=== ENTRIES SHOWN ===

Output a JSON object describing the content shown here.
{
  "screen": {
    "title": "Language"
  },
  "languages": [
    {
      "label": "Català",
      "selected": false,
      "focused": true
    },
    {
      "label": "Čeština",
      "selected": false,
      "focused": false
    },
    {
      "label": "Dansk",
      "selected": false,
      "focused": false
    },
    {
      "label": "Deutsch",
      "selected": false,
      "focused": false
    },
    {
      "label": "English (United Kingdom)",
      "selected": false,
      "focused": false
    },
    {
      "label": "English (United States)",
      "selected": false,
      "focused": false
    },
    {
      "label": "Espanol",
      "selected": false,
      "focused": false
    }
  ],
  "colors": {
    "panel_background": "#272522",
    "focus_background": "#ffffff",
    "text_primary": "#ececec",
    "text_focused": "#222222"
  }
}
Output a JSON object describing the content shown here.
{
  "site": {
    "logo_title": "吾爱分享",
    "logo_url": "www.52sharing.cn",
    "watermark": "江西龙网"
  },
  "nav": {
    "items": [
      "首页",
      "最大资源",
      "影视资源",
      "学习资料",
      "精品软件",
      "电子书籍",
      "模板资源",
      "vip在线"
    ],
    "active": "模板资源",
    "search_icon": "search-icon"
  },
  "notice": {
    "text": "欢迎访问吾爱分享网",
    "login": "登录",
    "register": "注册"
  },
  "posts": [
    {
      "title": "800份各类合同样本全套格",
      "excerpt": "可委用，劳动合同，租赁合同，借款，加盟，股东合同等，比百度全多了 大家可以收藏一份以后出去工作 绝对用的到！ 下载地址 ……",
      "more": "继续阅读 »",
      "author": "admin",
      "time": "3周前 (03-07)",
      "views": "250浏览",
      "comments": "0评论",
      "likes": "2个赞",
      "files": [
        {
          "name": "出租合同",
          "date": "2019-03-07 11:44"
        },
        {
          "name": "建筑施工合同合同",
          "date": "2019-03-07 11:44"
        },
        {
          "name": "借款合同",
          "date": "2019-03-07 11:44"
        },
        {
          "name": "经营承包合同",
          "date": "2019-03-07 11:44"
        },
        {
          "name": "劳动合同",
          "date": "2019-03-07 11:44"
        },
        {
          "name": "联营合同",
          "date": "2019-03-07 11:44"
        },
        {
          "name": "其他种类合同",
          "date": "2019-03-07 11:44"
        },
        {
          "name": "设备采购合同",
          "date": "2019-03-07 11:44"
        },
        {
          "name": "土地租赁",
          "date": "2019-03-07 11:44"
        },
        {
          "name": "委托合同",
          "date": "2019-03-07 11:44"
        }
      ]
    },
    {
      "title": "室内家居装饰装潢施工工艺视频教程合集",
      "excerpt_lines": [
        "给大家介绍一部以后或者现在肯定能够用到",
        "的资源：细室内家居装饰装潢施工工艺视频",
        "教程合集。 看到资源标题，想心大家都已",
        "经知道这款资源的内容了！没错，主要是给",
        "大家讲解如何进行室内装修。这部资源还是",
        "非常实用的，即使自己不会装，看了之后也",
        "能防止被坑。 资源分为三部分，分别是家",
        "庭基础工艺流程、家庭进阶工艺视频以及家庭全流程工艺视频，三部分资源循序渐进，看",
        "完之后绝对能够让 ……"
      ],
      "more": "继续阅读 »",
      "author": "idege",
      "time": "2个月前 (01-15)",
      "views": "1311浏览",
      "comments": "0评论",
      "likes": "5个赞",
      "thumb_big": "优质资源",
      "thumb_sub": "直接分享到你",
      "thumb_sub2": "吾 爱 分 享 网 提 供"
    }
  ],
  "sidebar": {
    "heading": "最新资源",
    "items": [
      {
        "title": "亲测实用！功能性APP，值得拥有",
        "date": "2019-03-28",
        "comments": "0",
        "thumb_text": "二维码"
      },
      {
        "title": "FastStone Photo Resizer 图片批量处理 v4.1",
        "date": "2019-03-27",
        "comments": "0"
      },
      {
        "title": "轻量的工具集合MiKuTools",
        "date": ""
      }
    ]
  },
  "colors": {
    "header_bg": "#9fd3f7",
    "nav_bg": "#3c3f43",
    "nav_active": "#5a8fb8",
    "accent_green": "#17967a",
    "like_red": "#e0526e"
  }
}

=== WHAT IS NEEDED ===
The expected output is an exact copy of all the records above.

=== RESPONSE ===
Output a JSON object describing the content shown here.
{
  "screen": {
    "title": "Language"
  },
  "languages": [
    {
      "label": "Català",
      "selected": false,
      "focused": true
    },
    {
      "label": "Čeština",
      "selected": false,
      "focused": false
    },
    {
      "label": "Dansk",
      "selected": false,
      "focused": false
    },
    {
      "label": "Deutsch",
      "selected": false,
      "focused": false
    },
    {
      "label": "English (United Kingdom)",
      "selected": false,
      "focused": false
    },
    {
      "label": "English (United States)",
      "selected": false,
      "focused": false
    },
    {
      "label": "Espanol",
      "selected": false,
      "focused": false
    }
  ],
  "colors": {
    "panel_background": "#272522",
    "focus_background": "#ffffff",
    "text_primary": "#ececec",
    "text_focused": "#222222"
  }
}
Output a JSON object describing the content shown here.
{
  "site": {
    "logo_title": "吾爱分享",
    "logo_url": "www.52sharing.cn",
    "watermark": "江西龙网"
  },
  "nav": {
    "items": [
      "首页",
      "最大资源",
      "影视资源",
      "学习资料",
      "精品软件",
      "电子书籍",
      "模板资源",
      "vip在线"
    ],
    "active": "模板资源",
    "search_icon": "search-icon"
  },
  "notice": {
    "text": "欢迎访问吾爱分享网",
    "login": "登录",
    "register": "注册"
  },
  "posts": [
    {
      "title": "800份各类合同样本全套格",
      "excerpt": "可委用，劳动合同，租赁合同，借款，加盟，股东合同等，比百度全多了 大家可以收藏一份以后出去工作 绝对用的到！ 下载地址 ……",
      "more": "继续阅读 »",
      "author": "admin",
      "time": "3周前 (03-07)",
      "views": "250浏览",
      "comments": "0评论",
      "likes": "2个赞",
      "files": [
        {
          "name": "出租合同",
          "date": "2019-03-07 11:44"
        },
        {
          "name": "建筑施工合同合同",
          "date": "2019-03-07 11:44"
        },
        {
          "name": "借款合同",
          "date": "2019-03-07 11:44"
        },
        {
          "name": "经营承包合同",
          "date": "2019-03-07 11:44"
        },
        {
          "name": "劳动合同",
          "date": "2019-03-07 11:44"
        },
        {
          "name": "联营合同",
          "date": "2019-03-07 11:44"
        },
        {
          "name": "其他种类合同",
          "date": "2019-03-07 11:44"
        },
        {
          "name": "设备采购合同",
          "date": "2019-03-07 11:44"
        },
        {
          "name": "土地租赁",
          "date": "2019-03-07 11:44"
        },
        {
          "name": "委托合同",
          "date": "2019-03-07 11:44"
        }
      ]
    },
    {
      "title": "室内家居装饰装潢施工工艺视频教程合集",
      "excerpt_lines": [
        "给大家介绍一部以后或者现在肯定能够用到",
        "的资源：细室内家居装饰装潢施工工艺视频",
        "教程合集。 看到资源标题，想心大家都已",
        "经知道这款资源的内容了！没错，主要是给",
        "大家讲解如何进行室内装修。这部资源还是",
        "非常实用的，即使自己不会装，看了之后也",
        "能防止被坑。 资源分为三部分，分别是家",
        "庭基础工艺流程、家庭进阶工艺视频以及家庭全流程工艺视频，三部分资源循序渐进，看",
        "完之后绝对能够让 ……"
      ],
      "more": "继续阅读 »",
      "author": "idege",
      "time": "2个月前 (01-15)",
      "views": "1311浏览",
      "comments": "0评论",
      "likes": "5个赞",
      "thumb_big": "优质资源",
      "thumb_sub": "直接分享到你",
      "thumb_sub2": "吾 爱 分 享 网 提 供"
    }
  ],
  "sidebar": {
    "heading": "最新资源",
    "items": [
      {
        "title": "亲测实用！功能性APP，值得拥有",
        "date": "2019-03-28",
        "comments": "0",
        "thumb_text": "二维码"
      },
      {
        "title": "FastStone Photo Resizer 图片批量处理 v4.1",
        "date": "2019-03-27",
        "comments": "0"
      },
      {
        "title": "轻量的工具集合MiKuTools",
        "date": ""
      }
    ]
  },
  "colors": {
    "header_bg": "#9fd3f7",
    "nav_bg": "#3c3f43",
    "nav_active": "#5a8fb8",
    "accent_green": "#17967a",
    "like_red": "#e0526e"
  }
}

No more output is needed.